• **Requirement**: Print out the full material below, exact in every line, with no images included.

[Opening Available data section]

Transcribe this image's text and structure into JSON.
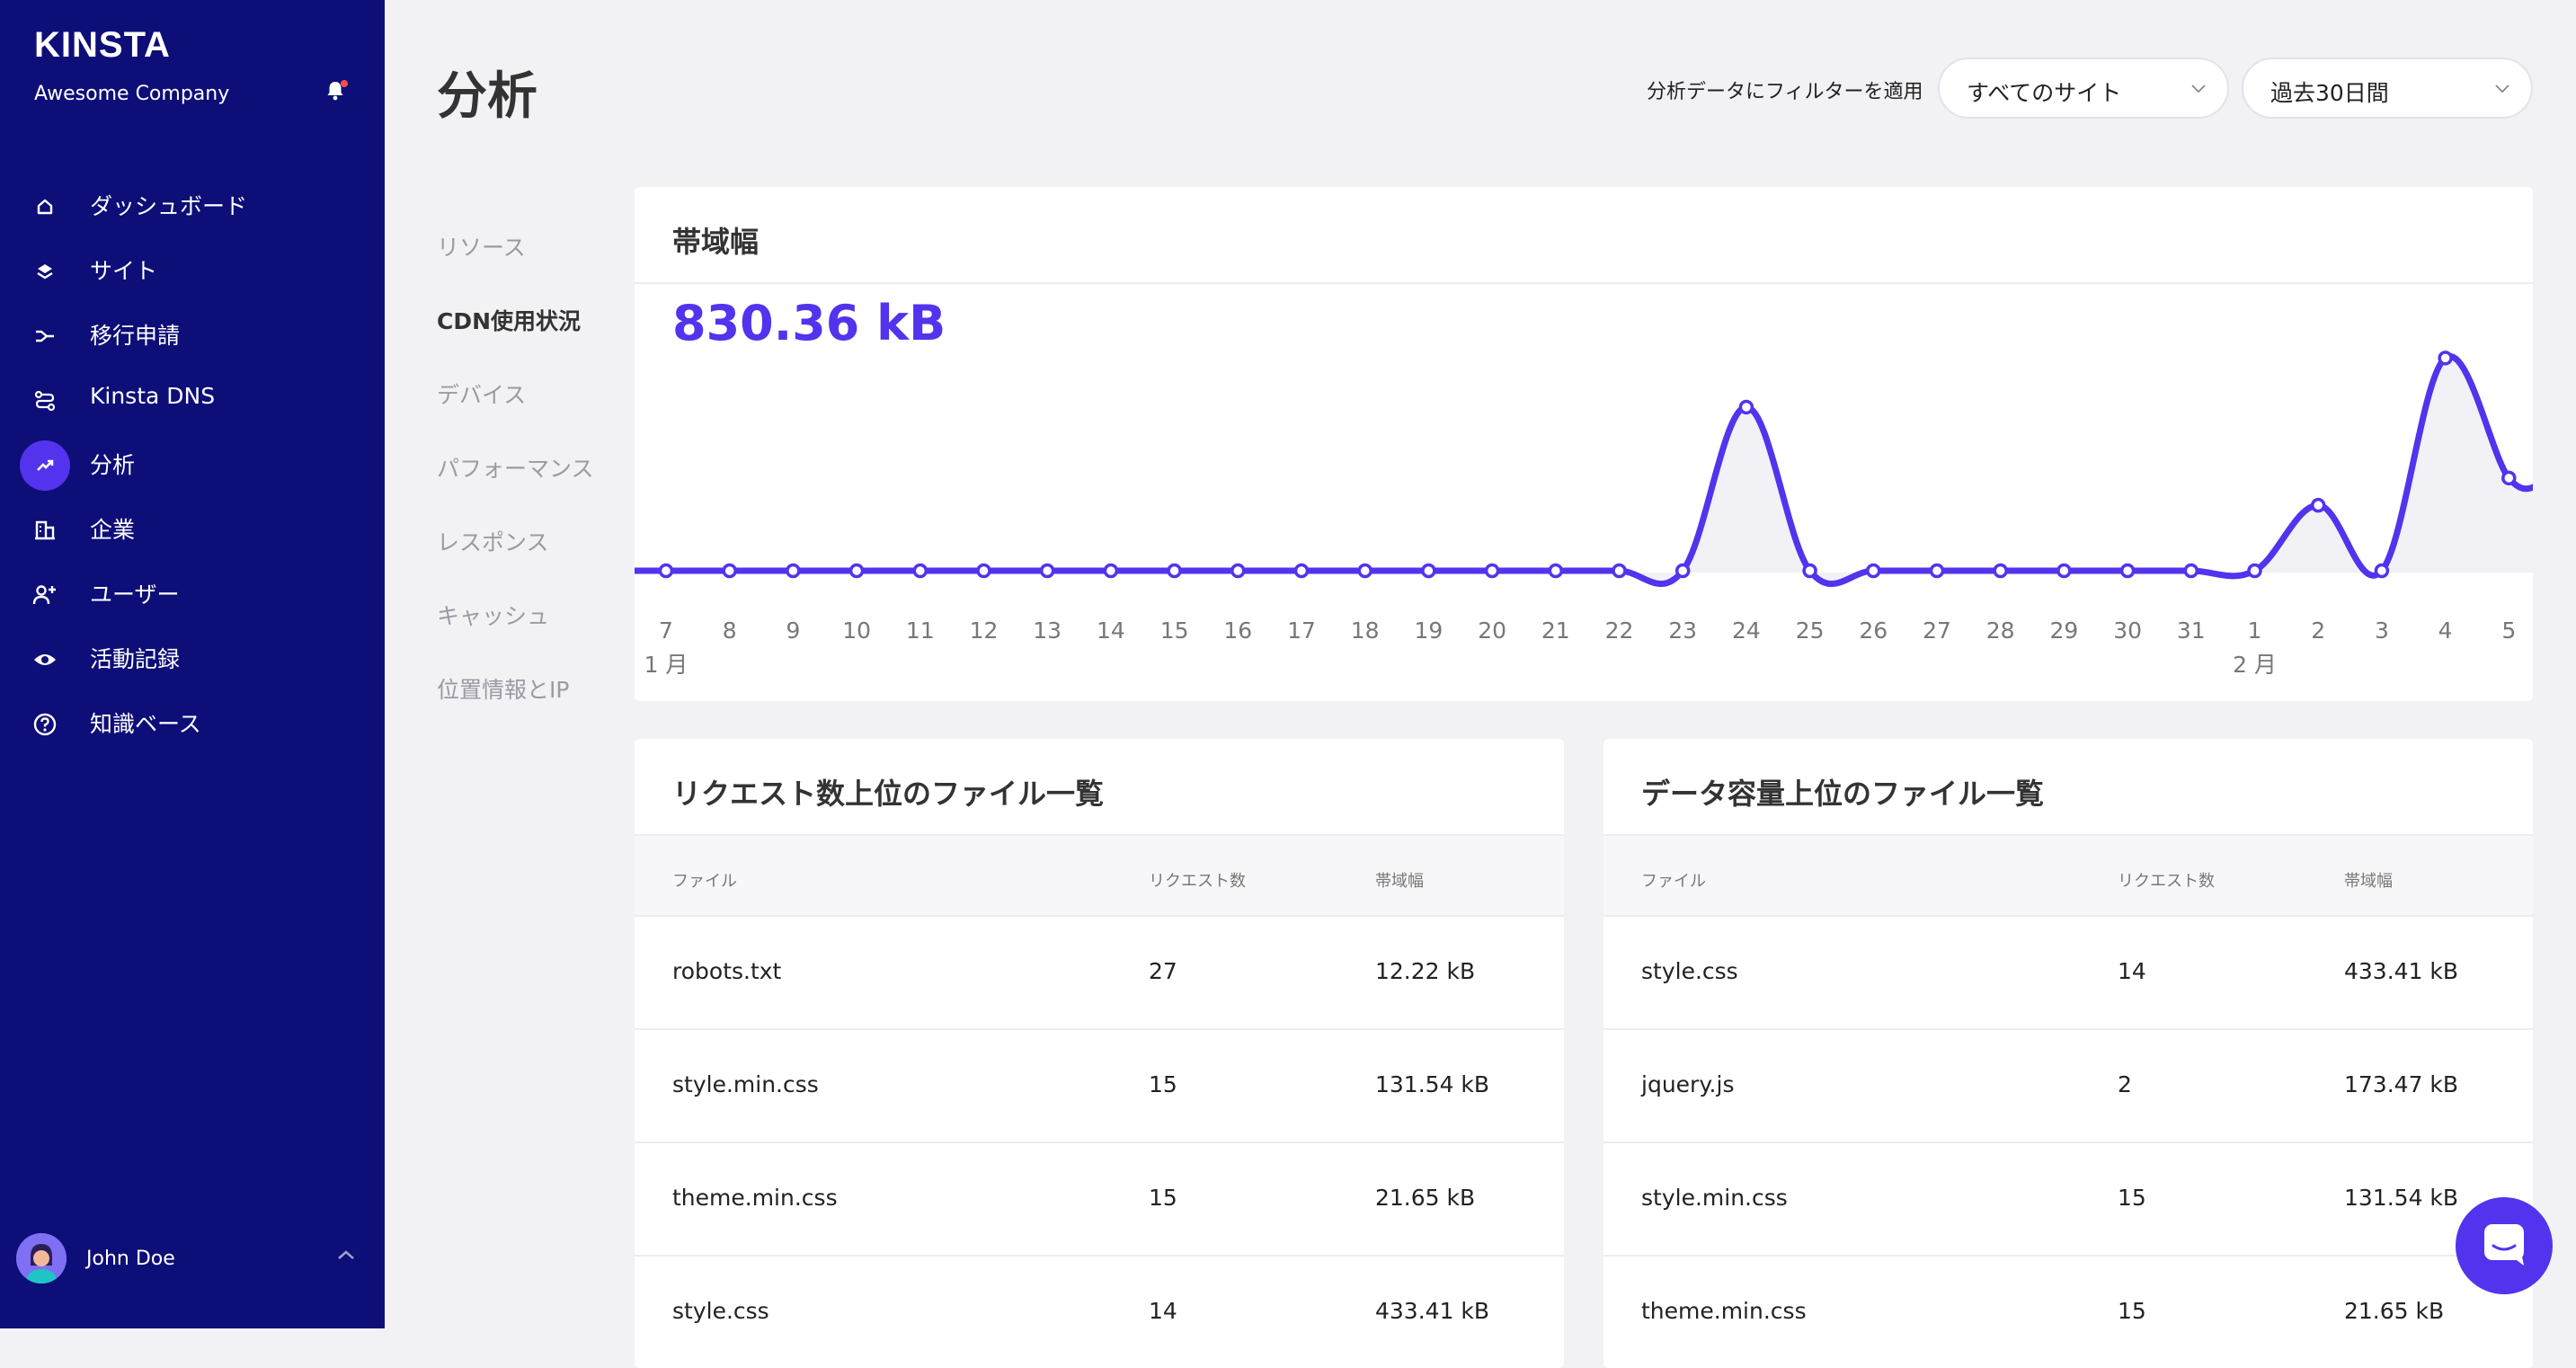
{
  "brand": {
    "logo": "KINSTA",
    "company": "Awesome Company"
  },
  "sidebar": {
    "items": [
      {
        "label": "ダッシュボード",
        "icon": "home-icon",
        "active": false
      },
      {
        "label": "サイト",
        "icon": "layers-icon",
        "active": false
      },
      {
        "label": "移行申請",
        "icon": "migration-icon",
        "active": false
      },
      {
        "label": "Kinsta DNS",
        "icon": "dns-icon",
        "active": false
      },
      {
        "label": "分析",
        "icon": "analytics-icon",
        "active": true
      },
      {
        "label": "企業",
        "icon": "company-icon",
        "active": false
      },
      {
        "label": "ユーザー",
        "icon": "user-add-icon",
        "active": false
      },
      {
        "label": "活動記録",
        "icon": "eye-icon",
        "active": false
      },
      {
        "label": "知識ベース",
        "icon": "help-icon",
        "active": false
      }
    ],
    "user": {
      "name": "John Doe"
    }
  },
  "header": {
    "title": "分析",
    "filter_label": "分析データにフィルターを適用",
    "site_select": "すべてのサイト",
    "range_select": "過去30日間"
  },
  "subnav": {
    "items": [
      {
        "label": "リソース",
        "active": false
      },
      {
        "label": "CDN使用状況",
        "active": true
      },
      {
        "label": "デバイス",
        "active": false
      },
      {
        "label": "パフォーマンス",
        "active": false
      },
      {
        "label": "レスポンス",
        "active": false
      },
      {
        "label": "キャッシュ",
        "active": false
      },
      {
        "label": "位置情報とIP",
        "active": false
      }
    ]
  },
  "bandwidth_card": {
    "title": "帯域幅",
    "total": "830.36 kB"
  },
  "chart_data": {
    "type": "line",
    "x": [
      "7",
      "8",
      "9",
      "10",
      "11",
      "12",
      "13",
      "14",
      "15",
      "16",
      "17",
      "18",
      "19",
      "20",
      "21",
      "22",
      "23",
      "24",
      "25",
      "26",
      "27",
      "28",
      "29",
      "30",
      "31",
      "1",
      "2",
      "3",
      "4",
      "5"
    ],
    "month_labels": [
      {
        "at": "7",
        "label": "1 月"
      },
      {
        "at": "1",
        "label": "2 月"
      }
    ],
    "series": [
      {
        "values": [
          0,
          0,
          0,
          0,
          0,
          0,
          0,
          0,
          0,
          0,
          0,
          0,
          0,
          0,
          0,
          0,
          0,
          150,
          0,
          0,
          0,
          0,
          0,
          0,
          0,
          0,
          60,
          0,
          195,
          85
        ]
      }
    ],
    "ylim": [
      0,
      220
    ],
    "color": "#5333ed",
    "grid": false
  },
  "top_requests": {
    "title": "リクエスト数上位のファイル一覧",
    "columns": [
      "ファイル",
      "リクエスト数",
      "帯域幅"
    ],
    "rows": [
      [
        "robots.txt",
        "27",
        "12.22 kB"
      ],
      [
        "style.min.css",
        "15",
        "131.54 kB"
      ],
      [
        "theme.min.css",
        "15",
        "21.65 kB"
      ],
      [
        "style.css",
        "14",
        "433.41 kB"
      ]
    ]
  },
  "top_size": {
    "title": "データ容量上位のファイル一覧",
    "columns": [
      "ファイル",
      "リクエスト数",
      "帯域幅"
    ],
    "rows": [
      [
        "style.css",
        "14",
        "433.41 kB"
      ],
      [
        "jquery.js",
        "2",
        "173.47 kB"
      ],
      [
        "style.min.css",
        "15",
        "131.54 kB"
      ],
      [
        "theme.min.css",
        "15",
        "21.65 kB"
      ]
    ]
  },
  "colors": {
    "sidebar": "#0e0e78",
    "accent": "#5333ed",
    "background": "#f2f2f5"
  }
}
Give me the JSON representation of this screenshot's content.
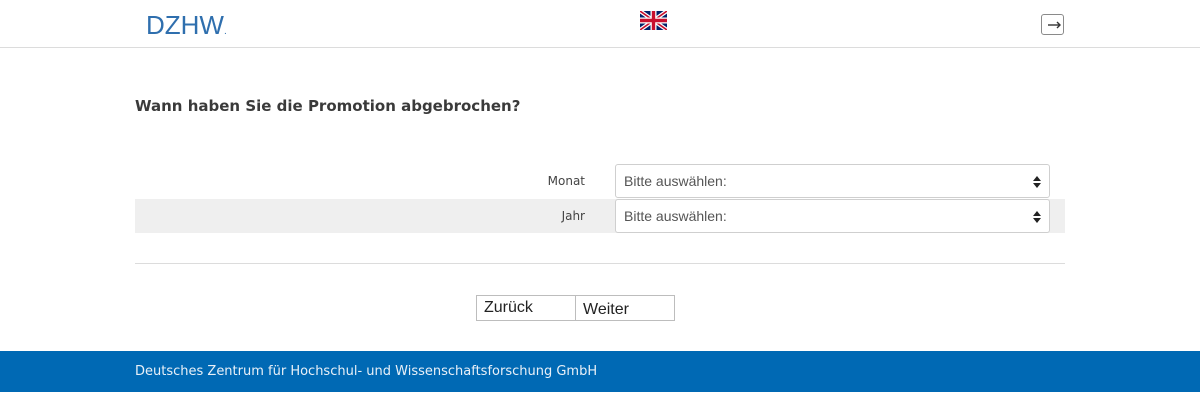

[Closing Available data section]

• **Response box**:
Transcribe this image's text and structure into JSON.
{
  "brand": {
    "logo": "KINSTA",
    "company": "Awesome Company"
  },
  "sidebar": {
    "items": [
      {
        "label": "ダッシュボード",
        "icon": "home-icon",
        "active": false
      },
      {
        "label": "サイト",
        "icon": "layers-icon",
        "active": false
      },
      {
        "label": "移行申請",
        "icon": "migration-icon",
        "active": false
      },
      {
        "label": "Kinsta DNS",
        "icon": "dns-icon",
        "active": false
      },
      {
        "label": "分析",
        "icon": "analytics-icon",
        "active": true
      },
      {
        "label": "企業",
        "icon": "company-icon",
        "active": false
      },
      {
        "label": "ユーザー",
        "icon": "user-add-icon",
        "active": false
      },
      {
        "label": "活動記録",
        "icon": "eye-icon",
        "active": false
      },
      {
        "label": "知識ベース",
        "icon": "help-icon",
        "active": false
      }
    ],
    "user": {
      "name": "John Doe"
    }
  },
  "header": {
    "title": "分析",
    "filter_label": "分析データにフィルターを適用",
    "site_select": "すべてのサイト",
    "range_select": "過去30日間"
  },
  "subnav": {
    "items": [
      {
        "label": "リソース",
        "active": false
      },
      {
        "label": "CDN使用状況",
        "active": true
      },
      {
        "label": "デバイス",
        "active": false
      },
      {
        "label": "パフォーマンス",
        "active": false
      },
      {
        "label": "レスポンス",
        "active": false
      },
      {
        "label": "キャッシュ",
        "active": false
      },
      {
        "label": "位置情報とIP",
        "active": false
      }
    ]
  },
  "bandwidth_card": {
    "title": "帯域幅",
    "total": "830.36 kB"
  },
  "chart_data": {
    "type": "line",
    "x": [
      "7",
      "8",
      "9",
      "10",
      "11",
      "12",
      "13",
      "14",
      "15",
      "16",
      "17",
      "18",
      "19",
      "20",
      "21",
      "22",
      "23",
      "24",
      "25",
      "26",
      "27",
      "28",
      "29",
      "30",
      "31",
      "1",
      "2",
      "3",
      "4",
      "5"
    ],
    "month_labels": [
      {
        "at": "7",
        "label": "1 月"
      },
      {
        "at": "1",
        "label": "2 月"
      }
    ],
    "series": [
      {
        "values": [
          0,
          0,
          0,
          0,
          0,
          0,
          0,
          0,
          0,
          0,
          0,
          0,
          0,
          0,
          0,
          0,
          0,
          150,
          0,
          0,
          0,
          0,
          0,
          0,
          0,
          0,
          60,
          0,
          195,
          85
        ]
      }
    ],
    "ylim": [
      0,
      220
    ],
    "color": "#5333ed",
    "grid": false
  },
  "top_requests": {
    "title": "リクエスト数上位のファイル一覧",
    "columns": [
      "ファイル",
      "リクエスト数",
      "帯域幅"
    ],
    "rows": [
      [
        "robots.txt",
        "27",
        "12.22 kB"
      ],
      [
        "style.min.css",
        "15",
        "131.54 kB"
      ],
      [
        "theme.min.css",
        "15",
        "21.65 kB"
      ],
      [
        "style.css",
        "14",
        "433.41 kB"
      ]
    ]
  },
  "top_size": {
    "title": "データ容量上位のファイル一覧",
    "columns": [
      "ファイル",
      "リクエスト数",
      "帯域幅"
    ],
    "rows": [
      [
        "style.css",
        "14",
        "433.41 kB"
      ],
      [
        "jquery.js",
        "2",
        "173.47 kB"
      ],
      [
        "style.min.css",
        "15",
        "131.54 kB"
      ],
      [
        "theme.min.css",
        "15",
        "21.65 kB"
      ]
    ]
  },
  "colors": {
    "sidebar": "#0e0e78",
    "accent": "#5333ed",
    "background": "#f2f2f5"
  }
}
Give me the JSON representation of this screenshot's content.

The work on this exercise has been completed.